The peace talks between FARC rebel leaders and the Colombian government have been in process for over three years in Havana, Cuba.
The Colombian government and FARC rebels are getting closer to finalizing peace talks and an agreement to bring an end to over five decades of internal armed conflict after more than three years of negotiations, an official from Norway, one of the mediating countries in the talks, said Tuesday.
“We’re making progress in Colombia and I believe that with luck we are close to an agreement,” said Norwegian Foreign Minister Borge Brende, according to Reuters.
Norway and Cuba are mediating peace talks, launched in 2012 in Havana, Cuba, by the Colombian government and the Armed Revolutionary Forces of Colombia, better known as the FARC.

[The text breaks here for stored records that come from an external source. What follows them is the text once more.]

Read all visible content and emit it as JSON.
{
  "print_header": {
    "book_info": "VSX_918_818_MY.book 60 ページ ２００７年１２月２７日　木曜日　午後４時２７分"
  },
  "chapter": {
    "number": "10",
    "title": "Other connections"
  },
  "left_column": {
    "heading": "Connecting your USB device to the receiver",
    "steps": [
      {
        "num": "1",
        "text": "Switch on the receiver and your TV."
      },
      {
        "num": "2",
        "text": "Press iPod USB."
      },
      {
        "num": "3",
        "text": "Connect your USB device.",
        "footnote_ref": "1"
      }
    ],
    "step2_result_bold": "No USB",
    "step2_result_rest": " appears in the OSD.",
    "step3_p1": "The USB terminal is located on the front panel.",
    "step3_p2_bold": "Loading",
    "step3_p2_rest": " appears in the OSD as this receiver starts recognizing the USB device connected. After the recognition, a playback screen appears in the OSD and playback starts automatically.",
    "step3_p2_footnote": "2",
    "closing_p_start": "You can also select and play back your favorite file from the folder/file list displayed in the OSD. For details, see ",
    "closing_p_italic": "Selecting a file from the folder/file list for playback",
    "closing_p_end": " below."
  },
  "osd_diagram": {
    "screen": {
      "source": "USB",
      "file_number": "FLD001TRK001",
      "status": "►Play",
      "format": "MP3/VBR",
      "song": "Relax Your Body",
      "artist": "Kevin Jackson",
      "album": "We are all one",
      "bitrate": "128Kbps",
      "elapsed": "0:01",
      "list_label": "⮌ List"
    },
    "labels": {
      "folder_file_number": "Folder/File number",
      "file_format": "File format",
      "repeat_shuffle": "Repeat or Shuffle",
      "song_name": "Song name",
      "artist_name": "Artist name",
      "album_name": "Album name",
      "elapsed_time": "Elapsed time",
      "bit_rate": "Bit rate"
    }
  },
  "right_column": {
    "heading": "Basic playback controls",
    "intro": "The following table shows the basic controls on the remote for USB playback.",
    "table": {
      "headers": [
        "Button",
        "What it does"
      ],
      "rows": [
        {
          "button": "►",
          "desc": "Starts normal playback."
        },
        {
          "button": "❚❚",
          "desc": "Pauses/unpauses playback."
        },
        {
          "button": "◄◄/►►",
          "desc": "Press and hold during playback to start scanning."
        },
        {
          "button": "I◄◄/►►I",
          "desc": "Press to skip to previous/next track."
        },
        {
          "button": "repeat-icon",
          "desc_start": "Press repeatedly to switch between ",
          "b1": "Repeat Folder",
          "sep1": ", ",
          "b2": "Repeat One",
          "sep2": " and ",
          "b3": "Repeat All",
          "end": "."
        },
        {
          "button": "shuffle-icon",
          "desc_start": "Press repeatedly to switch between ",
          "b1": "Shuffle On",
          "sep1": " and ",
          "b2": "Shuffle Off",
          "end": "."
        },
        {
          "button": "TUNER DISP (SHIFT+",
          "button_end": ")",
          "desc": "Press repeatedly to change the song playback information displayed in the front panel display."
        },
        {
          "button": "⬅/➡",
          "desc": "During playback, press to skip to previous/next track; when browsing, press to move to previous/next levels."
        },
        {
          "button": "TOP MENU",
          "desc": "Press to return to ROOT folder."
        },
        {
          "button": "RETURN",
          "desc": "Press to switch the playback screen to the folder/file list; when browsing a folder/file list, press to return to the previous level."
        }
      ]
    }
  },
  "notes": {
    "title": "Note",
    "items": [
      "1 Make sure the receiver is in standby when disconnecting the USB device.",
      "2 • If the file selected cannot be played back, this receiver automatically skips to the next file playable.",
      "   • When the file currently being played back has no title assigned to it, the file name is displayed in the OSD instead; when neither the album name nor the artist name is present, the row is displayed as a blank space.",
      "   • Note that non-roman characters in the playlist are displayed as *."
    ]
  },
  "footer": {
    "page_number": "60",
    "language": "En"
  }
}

The two sides of the conflict already missed a self-imposed deadline to conclude the peace talks by March 23, but both FARC and government negotiators agreed to extend the process and have expressed confidence that a final deal is not far off.
The peace talks have already successfully led to partial agreements on agrarian reform, political participation of former rebels, illicit substances, and the rights of victims and transitional justice.
Details of a bilateral cease-fire remains a key outstanding item on the agenda.
FARC leaders and human rights defenders have repeatedly argued that peace will only be achieved if the government takes serious action toward acknowledging and tackling the ongoing problem of paramilitary violence in the country.
The much-anticipated peace agreement is set to bring an end to over 50 years of armed conflict between the Colombian government and the FARC that has affected more than six million people.